The protagonist in Aridjis’s latest novel, the PEN/Faulkner Award-winning Sea Monsters, elevates this notion of lifelong anecdotes. Aridjis admits that the novel is semi-autobiographical. Our first-person narrator, seventeen-year-old Luisa, runs away from home and travels to Zipolite with an enigmatic romantic interest named Tomás in search of a troupe of Ukrainian dwarfs, who have reportedly fled their Soviet circus and are traversing through Mexico. I am in the process of revising a semi-autobiographical story, and so I am curious whether Aridjis encountered the same obstructions: primarily, concern over whether the protagonist’s actions will be attributed to the author. “I think many female writers have to deal with this question constantly,” Aridjis says. A conversation with Homero, whose own search for his daughter through the landscapes of Oaxaca informed that of Luisa’s father, helped loosen the constraints she felt while writing the manuscript. “I just had to keep reminding myself that this is fiction,” Aridjis says. “This isn’t memoir. I could use the material as freely as I wanted to.”


It is a tall task to reconcile the factual past from the fictional one, but Sea Monsters is proof that it can be done, with nuance and commitment, philosophy and verve. I keep returning to this indelible (spoiler-laden) line toward the novel’s end: “I imagined Tomás perched on a boulder with his father and Mario, and the dogs dozing beneath a palm nearby, and Gustavo in his lancha, while the merman sat at our table in the bar—in the past twenty-four hours they’d split into separate entities—and the so-called lifeguard in her pale blue hut, on the lookout for drowners and, beyond the hut, the sea-monstered waters I hadn’t properly explored.”


Luisa sure knows how to write.




A few weeks after our conversation, I visit historic Harvard Square in Cambridge. I peruse the landmark bookstores, which were presumably frequented by Aridjis during her Harvard days. On the shelf at Raven Used Books is a copy of Asunder. Aridjis’s forthcoming novel, I recall, is set primarily in London. But I now wonder if an Aridjis novel based in Massachusetts is a possibility.


As an MFA student, I am still refining my subject matter.
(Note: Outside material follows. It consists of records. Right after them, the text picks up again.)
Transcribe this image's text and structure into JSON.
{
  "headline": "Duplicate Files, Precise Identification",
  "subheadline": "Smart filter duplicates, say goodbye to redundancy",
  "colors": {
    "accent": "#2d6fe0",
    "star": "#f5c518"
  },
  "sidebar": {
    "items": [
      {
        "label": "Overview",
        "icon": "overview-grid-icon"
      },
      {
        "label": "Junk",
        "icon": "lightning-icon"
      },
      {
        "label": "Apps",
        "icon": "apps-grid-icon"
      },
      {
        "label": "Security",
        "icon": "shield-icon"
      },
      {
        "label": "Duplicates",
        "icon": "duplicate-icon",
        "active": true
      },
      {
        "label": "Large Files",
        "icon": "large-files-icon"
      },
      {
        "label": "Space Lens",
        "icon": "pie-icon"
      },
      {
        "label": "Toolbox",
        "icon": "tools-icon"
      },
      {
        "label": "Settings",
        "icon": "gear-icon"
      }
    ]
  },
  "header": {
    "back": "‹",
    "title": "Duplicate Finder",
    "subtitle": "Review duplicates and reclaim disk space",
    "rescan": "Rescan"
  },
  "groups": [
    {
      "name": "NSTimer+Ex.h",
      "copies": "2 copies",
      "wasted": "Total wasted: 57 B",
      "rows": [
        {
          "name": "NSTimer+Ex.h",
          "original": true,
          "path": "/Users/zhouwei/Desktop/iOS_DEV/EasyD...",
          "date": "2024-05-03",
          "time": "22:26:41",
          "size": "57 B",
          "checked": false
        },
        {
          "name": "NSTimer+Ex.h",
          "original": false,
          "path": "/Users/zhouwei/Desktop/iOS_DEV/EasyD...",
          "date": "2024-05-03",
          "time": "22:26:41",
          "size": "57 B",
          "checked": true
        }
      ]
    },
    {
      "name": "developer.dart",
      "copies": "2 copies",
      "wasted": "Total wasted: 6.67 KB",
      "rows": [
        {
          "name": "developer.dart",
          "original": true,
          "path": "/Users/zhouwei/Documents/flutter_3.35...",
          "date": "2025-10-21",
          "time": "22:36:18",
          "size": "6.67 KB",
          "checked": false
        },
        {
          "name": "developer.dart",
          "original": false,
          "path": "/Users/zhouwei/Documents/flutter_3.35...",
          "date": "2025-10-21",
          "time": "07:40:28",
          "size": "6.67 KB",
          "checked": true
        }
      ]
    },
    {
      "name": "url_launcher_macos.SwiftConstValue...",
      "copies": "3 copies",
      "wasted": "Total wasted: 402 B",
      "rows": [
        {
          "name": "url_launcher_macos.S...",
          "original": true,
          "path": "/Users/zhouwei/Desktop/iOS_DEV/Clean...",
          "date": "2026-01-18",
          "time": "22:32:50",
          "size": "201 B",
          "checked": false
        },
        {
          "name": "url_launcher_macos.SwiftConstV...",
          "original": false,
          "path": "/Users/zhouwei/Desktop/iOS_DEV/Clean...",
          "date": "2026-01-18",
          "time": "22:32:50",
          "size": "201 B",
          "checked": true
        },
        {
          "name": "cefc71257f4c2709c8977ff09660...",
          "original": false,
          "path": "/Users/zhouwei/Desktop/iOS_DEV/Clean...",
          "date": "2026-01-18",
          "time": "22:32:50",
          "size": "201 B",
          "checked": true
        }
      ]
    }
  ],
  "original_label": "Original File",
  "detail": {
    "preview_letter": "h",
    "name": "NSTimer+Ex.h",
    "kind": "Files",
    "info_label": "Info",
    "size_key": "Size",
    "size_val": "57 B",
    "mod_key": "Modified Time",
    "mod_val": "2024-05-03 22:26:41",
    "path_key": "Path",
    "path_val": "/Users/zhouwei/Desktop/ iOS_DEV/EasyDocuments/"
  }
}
Most of my recent stories take place in Massachusetts. Like the quintessential Aridjis protagonist, my characters are often lonesome, longing for a fulfillment they cannot quite articulate. I find myself pondering the conscious and unconscious anecdotes concealed in my own characters.


So I ask the million-dollar question: Any advice for aspiring writers? “Develop your own voice,” Aridjis says, “and be brave and try to be as adventurous and bold as possible.” In her formative years, Aridjis received advice from an Irish playwright encouraging her to pursue originality in her prose, especially after finalizing structure and form. She echoes a similar sentiment: “Write something that no one else could write except you.”


 

Jonathan Smith is a first-year MFA student in fiction at the University of Massachusetts, Boston. He is the fiction co-editor for Breakwater Review.